Many weren’t ready for the COVID-19 crisis. People’s health are threatened as well as the country’s economy, particularly the labor and employment sector. Almost 2.7 billion workers, which represent 81 percent of the world’s workforce, have been affected by the full and partial lockdown, according to the International Labor Organization’s monitoring report.
In our country, businesses facing catastrophic losses and employment contraction on a large scale are trying to cope with the rigors of the crisis just the same. Everyone is now finding ways to survive, and adhere to the restrictions since the broader Metro Manila and some regions have been placed under quarantine. On June 1, 2020, the government has started to enforce new rules and regulations for GCQ or General Community Quarantine that supposedly ended on the 15th of June. However, due to their assessment on NCR or the National Capital Region’s COVID-19 cases, it has now been extended until further notice.

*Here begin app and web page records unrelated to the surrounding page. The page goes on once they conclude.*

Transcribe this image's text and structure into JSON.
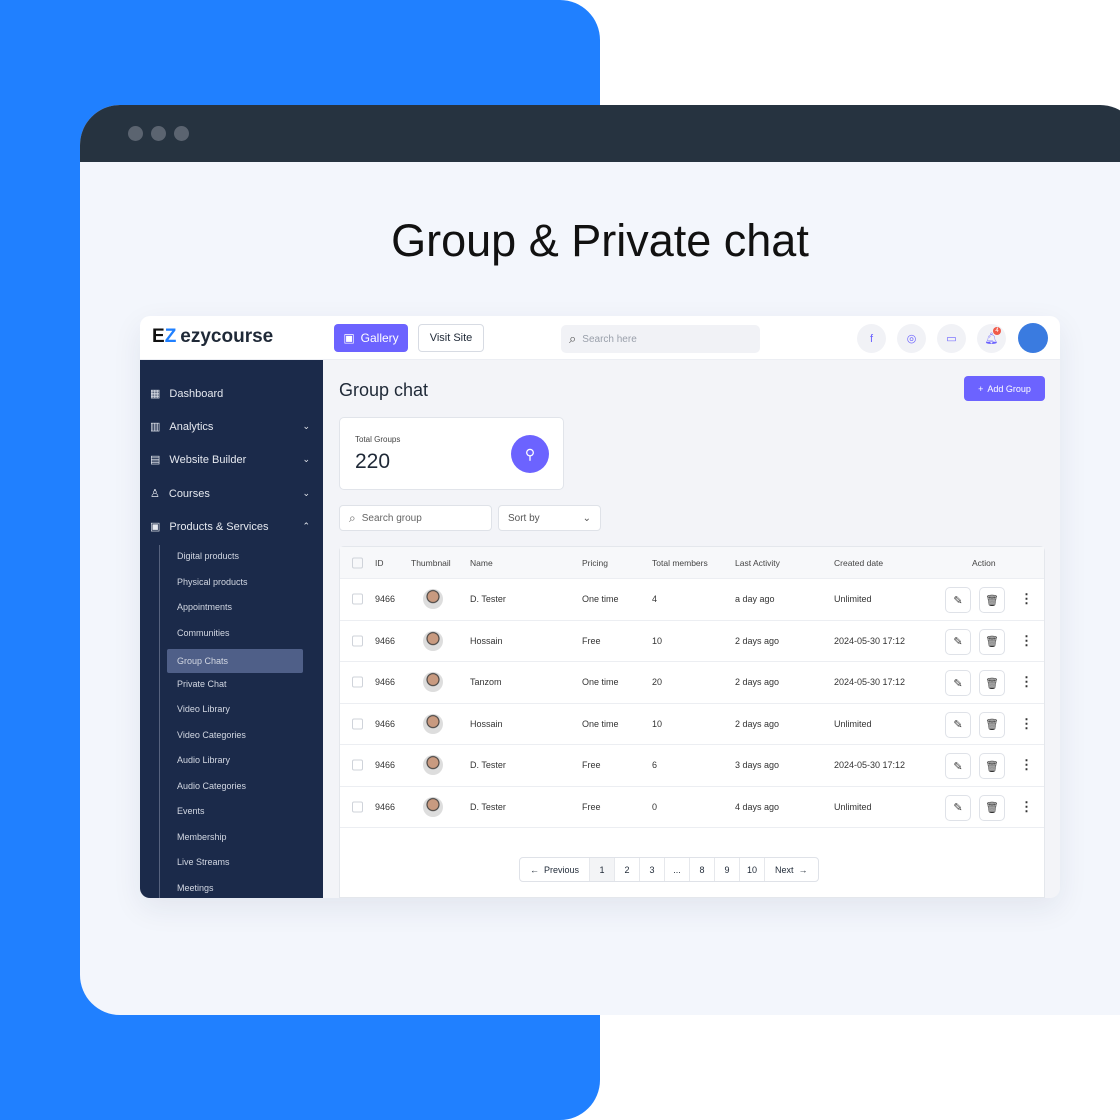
{
  "headline": "Group & Private chat",
  "brand": {
    "name": "ezycourse",
    "mark": "EZ",
    "accent": "#6c63ff",
    "blue": "#2080ff",
    "sidebar_bg": "#1b2a4a"
  },
  "topbar": {
    "gallery": "Gallery",
    "visit_site": "Visit Site",
    "search_placeholder": "Search here",
    "icons": [
      "facebook-icon",
      "messenger-icon",
      "chat-icon",
      "bell-icon"
    ],
    "notification_count": "4"
  },
  "sidebar": {
    "items": [
      {
        "label": "Dashboard",
        "icon": "grid-icon",
        "chevron": false
      },
      {
        "label": "Analytics",
        "icon": "chart-icon",
        "chevron": true
      },
      {
        "label": "Website Builder",
        "icon": "layout-icon",
        "chevron": true
      },
      {
        "label": "Courses",
        "icon": "courses-icon",
        "chevron": true
      },
      {
        "label": "Products & Services",
        "icon": "box-icon",
        "chevron": true
      }
    ],
    "subitems": [
      "Digital products",
      "Physical products",
      "Appointments",
      "Communities",
      "Group Chats",
      "Private Chat",
      "Video Library",
      "Video Categories",
      "Audio Library",
      "Audio Categories",
      "Events",
      "Membership",
      "Live Streams",
      "Meetings"
    ],
    "active": "Group Chats"
  },
  "page": {
    "title": "Group chat",
    "add_button": "Add Group",
    "stat_label": "Total Groups",
    "stat_value": "220",
    "search_placeholder": "Search group",
    "sort_label": "Sort by"
  },
  "table": {
    "columns": [
      "ID",
      "Thumbnail",
      "Name",
      "Pricing",
      "Total members",
      "Last Activity",
      "Created date",
      "Action"
    ],
    "rows": [
      [
        "9466",
        "D. Tester",
        "One time",
        "4",
        "a day ago",
        "Unlimited"
      ],
      [
        "9466",
        "Hossain",
        "Free",
        "10",
        "2 days ago",
        "2024-05-30 17:12"
      ],
      [
        "9466",
        "Tanzom",
        "One time",
        "20",
        "2 days ago",
        "2024-05-30 17:12"
      ],
      [
        "9466",
        "Hossain",
        "One time",
        "10",
        "2 days ago",
        "Unlimited"
      ],
      [
        "9466",
        "D. Tester",
        "Free",
        "6",
        "3 days ago",
        "2024-05-30 17:12"
      ],
      [
        "9466",
        "D. Tester",
        "Free",
        "0",
        "4 days ago",
        "Unlimited"
      ]
    ]
  },
  "pagination": {
    "previous": "Previous",
    "pages": [
      "1",
      "2",
      "3",
      "...",
      "8",
      "9",
      "10"
    ],
    "current": "1",
    "next": "Next"
  }
}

Entrepreneurs, specifically small business owners, have been disquiet and expressed their concerns on the possibility of closing down their business, if they will not be allowed to operate again soon. Due to this, the Department of Trade and Industry (DTI) and the Department of Labor and Employment (DOLE) have issued mandatory precautionary measures through The Interim Guidelines on Workplace Prevention and Control of COVID-19. It requires both workers and employers to abide by the new set of rules and reassure compliance with strict health protocols.
So how can your company guide its employees in returning to work while protecting them from the threat of a microscopic enemy? Here are a few tips in changing the workforce for the new normal.
1. Consider Work-from-Home Option
Working remotely has truly become a commonplace because of the global pandemic brought by the Coronavirus. This kind of workplace setup is practical and easier for employees to adapt to the new normal. If properly equipped, they can plug in and connect from the comforts of their own homes. All you need is to shift your gear and go digital to coordinate with your employees and monitor their productivity, even when they work remotely. Use video conferencing instead of requiring your people to report to work in the office. You can also make use of productivity tools that are made available for free online.
2. Work-from-Home Is Not For All
As much as we like the work-from-home setup, unfortunately, it does not apply to all. There are industries that could not shift to remote work such as Manufacturing and Food & Beverage. If your business falls under the same category of industry, apart from the mandatory government benefits, medical and insurance coverage for employees may just be what your company needs to consider.
3. Modify Your Company’s Leave Policies
The landscape of many workplaces has changed as a result of the COVID-19 pandemic. You must lay down new policies and procedures to adapt to the modified workplace and abide by the new laws. Remember to be considerate of your employees’ health and safety to strengthen your excellence for occupational safety reputation. Updating your employee leave policies to accommodate personal leaves with fewer hassles also makes stellar brand advocates.
4. Revisit Your Corporate Social Responsibilities
Consider it a vital component of adapting to the new normal the realigning of your vision and mission to today’s situation. Companies that extend their support to others in the society have exemplary standards in corporate social responsibility. Giving support to frontliners and the underprivileged through donations and relief efforts will begin advocacies and can prove you have a mission beyond your brand.